“Another top test, one I won’t fail,” Christen replied, smoothly shoving Tobin’s feet off the coffee table. “So, the whole top/bottom business is a complicated topic. I suggest diving into queer discourse and history to get all of the necessary backstory. But, honestly Monica, it seems to me that those are just two more labels people can attach to behaviors or personalities, in and out of the bedroom. If a label works for you, work it and use it. If it doesn’t, don’t stress about it. What matters most is what works for you and your partner,” she added, hoping Stella’s make-up job was covering up the blush in her cheeks and the mic couldn’t pick up the way her heart was pounding.
“So, I shouldn’t be stressing about that,” Monica sighed, her voice sounding relieved.
“Absolutely not. Tastes and preferences and even behaviors change over time. They’re fluid. So, for example, I could have been considered a power bottom in one relationship and then a service top in another, all depending on how I was feeling at the time, what I liked, and who my partner was and what they liked,” Christen explained.
Tobin reached for her mug and started drinking her water, praying that she could dislodge the thickness in her throat at Christen’s response.
“Heath? Anything to add?” Christen asked, arching a brow in Tobin’s direction.
“Nothing at all for Mon Mon?” Christen wondered with a playful glint in her eyes.
“I find that most people enjoy the ability to be both, even if they prefer one over the other. It’s always good to be in a relationship safe and comfortable enough to move between those more concrete labels whenever you feel like it,” Tobin said, forcing out something so she didn’t just look like a deer in the headlights.
“Have fun and explore, and be safe,” Christen added with a nod. “Anything else on your mind, Monica?”
“No, that was perfect.

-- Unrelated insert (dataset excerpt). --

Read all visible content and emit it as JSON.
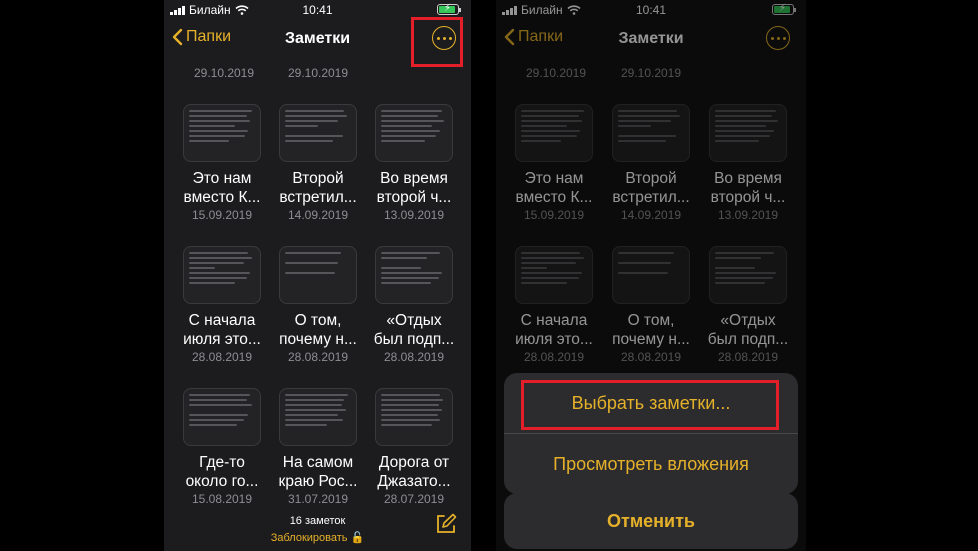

Thank you both,” Monica gushed.
For the next forty minutes, they continued to answer questions, some like Roger’s, and some like Monica’s, leaving the both of them shifting around on the couch and blushing.